The task – Check each line of the entries below for the word "label", and copy out the ones that have it.

Input –

□ □ □

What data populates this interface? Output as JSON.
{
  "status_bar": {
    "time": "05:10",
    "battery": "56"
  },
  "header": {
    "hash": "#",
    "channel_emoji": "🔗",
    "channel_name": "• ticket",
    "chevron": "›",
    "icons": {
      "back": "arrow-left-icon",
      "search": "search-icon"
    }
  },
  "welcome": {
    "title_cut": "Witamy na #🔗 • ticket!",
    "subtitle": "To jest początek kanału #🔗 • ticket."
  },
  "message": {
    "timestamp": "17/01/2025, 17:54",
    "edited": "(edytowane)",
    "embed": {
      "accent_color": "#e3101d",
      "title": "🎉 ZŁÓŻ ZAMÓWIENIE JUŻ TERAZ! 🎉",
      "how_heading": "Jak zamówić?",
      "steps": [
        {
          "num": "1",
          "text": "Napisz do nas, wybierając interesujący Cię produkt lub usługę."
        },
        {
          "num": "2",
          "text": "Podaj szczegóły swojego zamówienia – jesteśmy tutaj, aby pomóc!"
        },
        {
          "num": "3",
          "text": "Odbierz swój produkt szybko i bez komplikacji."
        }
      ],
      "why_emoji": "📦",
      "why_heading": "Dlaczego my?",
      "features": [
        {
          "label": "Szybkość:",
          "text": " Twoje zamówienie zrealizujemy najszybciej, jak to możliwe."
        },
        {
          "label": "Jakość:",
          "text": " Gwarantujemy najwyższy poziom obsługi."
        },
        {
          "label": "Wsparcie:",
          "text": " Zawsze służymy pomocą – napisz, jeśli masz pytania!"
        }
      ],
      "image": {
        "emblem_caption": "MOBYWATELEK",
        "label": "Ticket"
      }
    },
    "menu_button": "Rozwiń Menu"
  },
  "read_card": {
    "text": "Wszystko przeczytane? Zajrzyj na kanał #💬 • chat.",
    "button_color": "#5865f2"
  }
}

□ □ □

Solution to the problem –
          "label": "Szybkość:",
          "label": "Jakość:",
          "label": "Wsparcie:",
        "label": "Ticket"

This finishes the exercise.